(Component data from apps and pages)
────────
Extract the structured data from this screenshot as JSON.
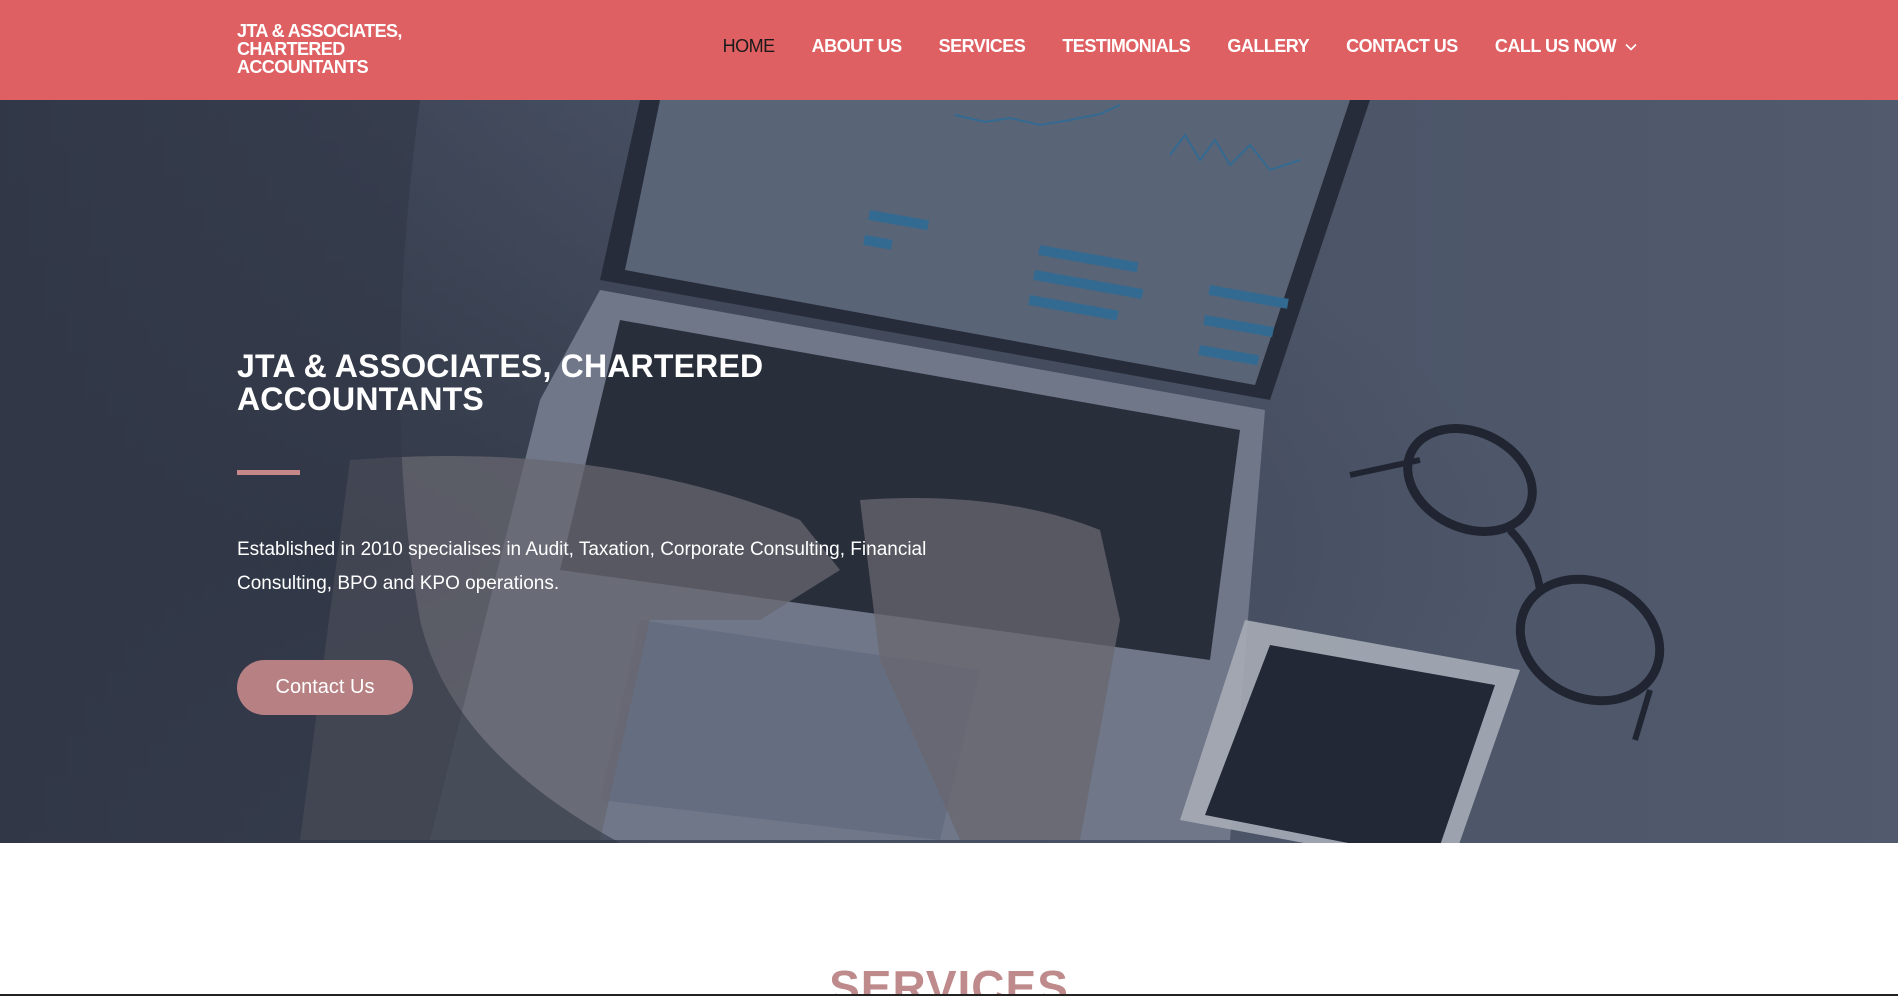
{
  "header": {
    "logo_text": "JTA & ASSOCIATES, CHARTERED ACCOUNTANTS",
    "nav": [
      {
        "label": "HOME",
        "active": true
      },
      {
        "label": "ABOUT US"
      },
      {
        "label": "SERVICES"
      },
      {
        "label": "TESTIMONIALS"
      },
      {
        "label": "GALLERY"
      },
      {
        "label": "CONTACT US"
      },
      {
        "label": "CALL US NOW",
        "icon": "chevron-down-icon"
      }
    ]
  },
  "hero": {
    "title": "JTA & ASSOCIATES, CHARTERED ACCOUNTANTS",
    "description": "Established in 2010 specialises in Audit, Taxation, Corporate Consulting, Financial Consulting, BPO and KPO operations.",
    "cta_label": "Contact Us"
  },
  "services": {
    "heading": "SERVICES"
  },
  "colors": {
    "header_bg": "#df6063",
    "accent": "#b78184",
    "heading_accent": "#bf8a8b",
    "hero_overlay": "#3d4658"
  }
}
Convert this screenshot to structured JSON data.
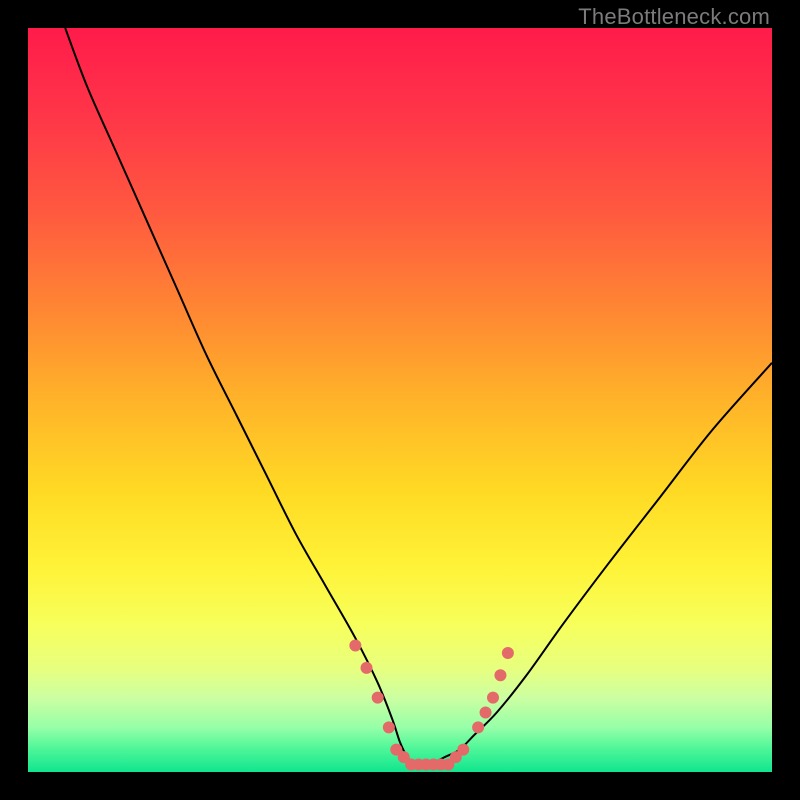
{
  "watermark": "TheBottleneck.com",
  "chart_data": {
    "type": "line",
    "title": "",
    "xlabel": "",
    "ylabel": "",
    "xlim": [
      0,
      100
    ],
    "ylim": [
      0,
      100
    ],
    "background_gradient_stops": [
      {
        "offset": 0.0,
        "color": "#ff1b4b"
      },
      {
        "offset": 0.12,
        "color": "#ff3648"
      },
      {
        "offset": 0.25,
        "color": "#ff5a3f"
      },
      {
        "offset": 0.38,
        "color": "#ff8733"
      },
      {
        "offset": 0.5,
        "color": "#ffb329"
      },
      {
        "offset": 0.62,
        "color": "#ffd924"
      },
      {
        "offset": 0.72,
        "color": "#fff236"
      },
      {
        "offset": 0.8,
        "color": "#f7ff5a"
      },
      {
        "offset": 0.86,
        "color": "#e8ff7e"
      },
      {
        "offset": 0.9,
        "color": "#ccffa1"
      },
      {
        "offset": 0.94,
        "color": "#96ffa8"
      },
      {
        "offset": 0.97,
        "color": "#4bf698"
      },
      {
        "offset": 1.0,
        "color": "#11e58e"
      }
    ],
    "series": [
      {
        "name": "bottleneck-curve",
        "stroke": "#000000",
        "stroke_width": 2,
        "x": [
          5,
          8,
          12,
          16,
          20,
          24,
          28,
          32,
          36,
          40,
          44,
          47,
          49,
          50,
          51,
          52,
          53,
          54,
          56,
          58,
          60,
          63,
          67,
          72,
          78,
          85,
          92,
          100
        ],
        "y": [
          100,
          92,
          83,
          74,
          65,
          56,
          48,
          40,
          32,
          25,
          18,
          12,
          7,
          4,
          2,
          1,
          1,
          1,
          2,
          3,
          5,
          8,
          13,
          20,
          28,
          37,
          46,
          55
        ]
      }
    ],
    "markers": {
      "color": "#e46a6a",
      "radius": 6,
      "points": [
        {
          "x": 44.0,
          "y": 17
        },
        {
          "x": 45.5,
          "y": 14
        },
        {
          "x": 47.0,
          "y": 10
        },
        {
          "x": 48.5,
          "y": 6
        },
        {
          "x": 49.5,
          "y": 3
        },
        {
          "x": 50.5,
          "y": 2
        },
        {
          "x": 51.5,
          "y": 1
        },
        {
          "x": 52.5,
          "y": 1
        },
        {
          "x": 53.5,
          "y": 1
        },
        {
          "x": 54.5,
          "y": 1
        },
        {
          "x": 55.5,
          "y": 1
        },
        {
          "x": 56.5,
          "y": 1
        },
        {
          "x": 57.5,
          "y": 2
        },
        {
          "x": 58.5,
          "y": 3
        },
        {
          "x": 60.5,
          "y": 6
        },
        {
          "x": 61.5,
          "y": 8
        },
        {
          "x": 62.5,
          "y": 10
        },
        {
          "x": 63.5,
          "y": 13
        },
        {
          "x": 64.5,
          "y": 16
        }
      ]
    }
  }
}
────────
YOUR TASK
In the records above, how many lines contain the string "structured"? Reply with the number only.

EXERCISE OUTPUT
2